# [DATA SECTION]
============
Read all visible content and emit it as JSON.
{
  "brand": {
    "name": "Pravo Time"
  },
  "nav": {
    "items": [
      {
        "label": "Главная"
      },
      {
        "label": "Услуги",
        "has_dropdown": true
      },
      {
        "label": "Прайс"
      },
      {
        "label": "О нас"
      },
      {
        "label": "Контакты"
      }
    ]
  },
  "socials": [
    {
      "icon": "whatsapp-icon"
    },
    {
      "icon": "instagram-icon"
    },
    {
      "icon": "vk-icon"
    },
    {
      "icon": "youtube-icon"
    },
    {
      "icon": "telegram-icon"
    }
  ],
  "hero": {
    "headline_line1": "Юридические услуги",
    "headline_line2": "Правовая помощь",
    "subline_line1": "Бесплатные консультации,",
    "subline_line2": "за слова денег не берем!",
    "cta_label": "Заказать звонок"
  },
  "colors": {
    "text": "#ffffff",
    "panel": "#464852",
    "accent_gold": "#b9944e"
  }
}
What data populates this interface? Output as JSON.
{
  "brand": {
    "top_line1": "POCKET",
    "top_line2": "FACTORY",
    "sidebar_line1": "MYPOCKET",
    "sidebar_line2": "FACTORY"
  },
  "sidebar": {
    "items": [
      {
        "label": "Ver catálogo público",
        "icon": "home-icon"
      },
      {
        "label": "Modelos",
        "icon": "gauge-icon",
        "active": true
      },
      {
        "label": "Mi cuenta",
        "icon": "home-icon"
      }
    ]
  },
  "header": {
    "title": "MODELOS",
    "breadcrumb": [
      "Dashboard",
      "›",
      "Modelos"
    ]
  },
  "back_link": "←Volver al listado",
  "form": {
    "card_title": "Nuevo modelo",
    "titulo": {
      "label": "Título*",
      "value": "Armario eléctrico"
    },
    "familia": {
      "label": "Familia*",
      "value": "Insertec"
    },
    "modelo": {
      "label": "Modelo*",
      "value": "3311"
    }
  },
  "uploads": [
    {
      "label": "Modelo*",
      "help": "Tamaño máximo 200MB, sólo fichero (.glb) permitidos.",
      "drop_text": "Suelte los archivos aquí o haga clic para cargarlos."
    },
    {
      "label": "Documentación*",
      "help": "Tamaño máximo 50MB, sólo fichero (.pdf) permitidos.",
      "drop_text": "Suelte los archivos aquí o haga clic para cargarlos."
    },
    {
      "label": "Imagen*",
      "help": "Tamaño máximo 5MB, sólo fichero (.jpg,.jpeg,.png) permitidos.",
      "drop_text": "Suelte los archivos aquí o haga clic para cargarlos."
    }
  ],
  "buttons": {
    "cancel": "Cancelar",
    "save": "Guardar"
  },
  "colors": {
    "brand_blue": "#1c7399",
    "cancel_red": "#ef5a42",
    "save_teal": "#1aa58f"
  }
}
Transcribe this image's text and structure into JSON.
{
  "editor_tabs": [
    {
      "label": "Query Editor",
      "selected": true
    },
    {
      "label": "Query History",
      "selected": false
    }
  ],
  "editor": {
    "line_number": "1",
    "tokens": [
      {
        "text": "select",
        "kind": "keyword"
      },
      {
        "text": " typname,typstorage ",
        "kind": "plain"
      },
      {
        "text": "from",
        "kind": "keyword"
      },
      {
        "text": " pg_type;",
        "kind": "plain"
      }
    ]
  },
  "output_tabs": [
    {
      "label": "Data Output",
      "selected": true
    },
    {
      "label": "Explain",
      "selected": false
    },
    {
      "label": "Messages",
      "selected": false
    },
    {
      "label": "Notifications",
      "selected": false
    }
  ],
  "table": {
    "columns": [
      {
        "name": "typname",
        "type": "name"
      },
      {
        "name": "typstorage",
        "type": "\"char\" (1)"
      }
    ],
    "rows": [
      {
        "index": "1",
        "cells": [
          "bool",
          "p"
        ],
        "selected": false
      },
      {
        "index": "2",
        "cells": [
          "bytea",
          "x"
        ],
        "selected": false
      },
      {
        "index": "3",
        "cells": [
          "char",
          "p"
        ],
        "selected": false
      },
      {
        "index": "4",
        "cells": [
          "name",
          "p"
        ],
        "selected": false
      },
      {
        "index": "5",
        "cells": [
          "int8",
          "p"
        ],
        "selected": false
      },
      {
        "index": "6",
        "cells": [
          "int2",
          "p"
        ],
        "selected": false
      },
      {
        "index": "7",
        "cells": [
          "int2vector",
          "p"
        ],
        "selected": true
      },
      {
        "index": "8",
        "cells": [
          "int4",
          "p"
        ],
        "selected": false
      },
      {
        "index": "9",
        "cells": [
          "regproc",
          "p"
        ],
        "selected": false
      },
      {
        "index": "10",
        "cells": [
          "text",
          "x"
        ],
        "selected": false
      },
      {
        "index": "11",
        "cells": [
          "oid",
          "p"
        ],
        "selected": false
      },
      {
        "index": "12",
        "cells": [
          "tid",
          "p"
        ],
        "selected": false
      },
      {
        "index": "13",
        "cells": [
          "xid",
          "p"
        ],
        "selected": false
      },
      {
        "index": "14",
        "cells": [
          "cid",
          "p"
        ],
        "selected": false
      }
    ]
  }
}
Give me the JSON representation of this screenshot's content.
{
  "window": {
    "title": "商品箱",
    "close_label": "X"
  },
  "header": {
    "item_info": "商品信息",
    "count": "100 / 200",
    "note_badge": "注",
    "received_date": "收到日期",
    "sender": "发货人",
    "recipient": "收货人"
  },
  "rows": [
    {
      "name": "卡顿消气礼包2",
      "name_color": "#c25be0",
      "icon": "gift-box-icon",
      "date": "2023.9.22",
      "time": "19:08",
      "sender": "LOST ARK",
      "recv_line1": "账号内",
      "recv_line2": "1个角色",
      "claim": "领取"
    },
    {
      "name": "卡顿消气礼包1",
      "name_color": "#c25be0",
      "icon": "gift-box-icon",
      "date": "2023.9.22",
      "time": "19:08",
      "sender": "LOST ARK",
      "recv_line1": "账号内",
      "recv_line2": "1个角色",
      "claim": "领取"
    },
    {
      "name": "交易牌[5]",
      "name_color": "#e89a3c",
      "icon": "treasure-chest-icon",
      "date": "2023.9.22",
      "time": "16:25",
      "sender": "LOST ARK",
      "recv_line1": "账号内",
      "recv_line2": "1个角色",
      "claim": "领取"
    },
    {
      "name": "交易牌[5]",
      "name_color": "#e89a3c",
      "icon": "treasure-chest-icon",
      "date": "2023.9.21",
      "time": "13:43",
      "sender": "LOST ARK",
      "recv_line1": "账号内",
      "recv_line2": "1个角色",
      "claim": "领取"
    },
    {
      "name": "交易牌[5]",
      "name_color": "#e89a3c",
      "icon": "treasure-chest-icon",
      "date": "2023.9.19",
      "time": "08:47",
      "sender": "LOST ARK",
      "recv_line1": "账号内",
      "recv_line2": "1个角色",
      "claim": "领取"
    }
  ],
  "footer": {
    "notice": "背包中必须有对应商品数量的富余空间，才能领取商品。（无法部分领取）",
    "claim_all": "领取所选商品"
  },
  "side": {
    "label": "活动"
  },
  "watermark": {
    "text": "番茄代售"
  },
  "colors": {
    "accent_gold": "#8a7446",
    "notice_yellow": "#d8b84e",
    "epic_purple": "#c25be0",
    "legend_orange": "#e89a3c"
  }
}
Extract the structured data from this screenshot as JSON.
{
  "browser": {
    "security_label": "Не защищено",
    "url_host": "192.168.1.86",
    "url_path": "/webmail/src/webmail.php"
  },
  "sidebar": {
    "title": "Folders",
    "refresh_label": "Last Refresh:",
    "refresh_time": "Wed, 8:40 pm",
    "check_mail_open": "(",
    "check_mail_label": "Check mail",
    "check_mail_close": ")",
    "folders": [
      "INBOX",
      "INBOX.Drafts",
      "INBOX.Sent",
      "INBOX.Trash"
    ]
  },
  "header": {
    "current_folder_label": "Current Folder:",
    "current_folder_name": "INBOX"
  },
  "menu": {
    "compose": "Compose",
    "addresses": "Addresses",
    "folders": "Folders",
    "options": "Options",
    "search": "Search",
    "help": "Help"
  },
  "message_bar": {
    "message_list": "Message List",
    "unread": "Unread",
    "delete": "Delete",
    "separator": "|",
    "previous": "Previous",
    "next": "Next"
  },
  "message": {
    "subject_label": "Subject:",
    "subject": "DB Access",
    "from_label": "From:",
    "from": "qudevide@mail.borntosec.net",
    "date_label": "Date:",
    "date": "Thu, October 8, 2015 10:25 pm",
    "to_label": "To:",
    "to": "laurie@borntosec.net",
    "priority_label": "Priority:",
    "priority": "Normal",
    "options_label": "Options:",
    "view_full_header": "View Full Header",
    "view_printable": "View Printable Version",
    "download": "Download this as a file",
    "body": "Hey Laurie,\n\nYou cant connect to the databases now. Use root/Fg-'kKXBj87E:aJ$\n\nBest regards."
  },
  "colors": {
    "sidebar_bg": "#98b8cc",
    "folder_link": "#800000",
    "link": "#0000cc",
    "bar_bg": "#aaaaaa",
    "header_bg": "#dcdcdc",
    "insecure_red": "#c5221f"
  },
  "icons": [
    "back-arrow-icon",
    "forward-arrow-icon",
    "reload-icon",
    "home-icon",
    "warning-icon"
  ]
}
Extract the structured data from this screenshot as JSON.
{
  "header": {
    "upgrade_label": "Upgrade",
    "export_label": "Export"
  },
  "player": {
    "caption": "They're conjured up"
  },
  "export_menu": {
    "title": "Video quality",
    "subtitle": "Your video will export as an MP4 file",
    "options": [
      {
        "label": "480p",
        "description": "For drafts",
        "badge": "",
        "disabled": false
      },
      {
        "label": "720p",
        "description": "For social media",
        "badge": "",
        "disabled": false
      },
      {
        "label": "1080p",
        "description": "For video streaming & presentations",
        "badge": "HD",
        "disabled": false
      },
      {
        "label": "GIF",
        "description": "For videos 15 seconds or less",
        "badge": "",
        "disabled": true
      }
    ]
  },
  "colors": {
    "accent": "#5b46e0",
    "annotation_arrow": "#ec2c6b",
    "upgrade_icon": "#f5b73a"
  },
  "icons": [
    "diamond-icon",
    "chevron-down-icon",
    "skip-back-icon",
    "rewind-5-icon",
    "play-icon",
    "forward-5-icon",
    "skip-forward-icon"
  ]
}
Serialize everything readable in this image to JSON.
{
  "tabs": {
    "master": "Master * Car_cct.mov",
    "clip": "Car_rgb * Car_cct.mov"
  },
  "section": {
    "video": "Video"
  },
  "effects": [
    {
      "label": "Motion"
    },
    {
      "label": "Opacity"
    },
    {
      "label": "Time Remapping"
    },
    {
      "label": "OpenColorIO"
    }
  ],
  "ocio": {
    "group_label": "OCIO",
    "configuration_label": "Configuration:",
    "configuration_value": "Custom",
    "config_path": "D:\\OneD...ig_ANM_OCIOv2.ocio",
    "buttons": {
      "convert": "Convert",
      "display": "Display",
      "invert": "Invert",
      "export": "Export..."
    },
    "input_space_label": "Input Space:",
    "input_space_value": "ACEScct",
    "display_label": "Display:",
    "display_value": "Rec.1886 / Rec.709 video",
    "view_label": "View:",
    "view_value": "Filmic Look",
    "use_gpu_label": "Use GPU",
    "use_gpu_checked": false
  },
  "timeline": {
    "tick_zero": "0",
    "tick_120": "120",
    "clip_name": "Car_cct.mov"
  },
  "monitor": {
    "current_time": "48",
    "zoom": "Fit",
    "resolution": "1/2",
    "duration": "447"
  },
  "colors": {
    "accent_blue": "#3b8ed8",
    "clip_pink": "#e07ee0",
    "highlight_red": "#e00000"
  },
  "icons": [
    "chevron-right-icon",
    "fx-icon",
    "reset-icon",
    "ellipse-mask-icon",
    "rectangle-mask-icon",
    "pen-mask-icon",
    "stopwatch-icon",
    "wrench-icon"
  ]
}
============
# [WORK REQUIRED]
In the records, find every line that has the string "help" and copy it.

# [SOLUTION TO THE EXERCISE]
      "help": "Tamaño máximo 200MB, sólo fichero (.glb) permitidos.",
      "help": "Tamaño máximo 50MB, sólo fichero (.pdf) permitidos.",
      "help": "Tamaño máximo 5MB, sólo fichero (.jpg,.jpeg,.png) permitidos.",
    "help": "Help"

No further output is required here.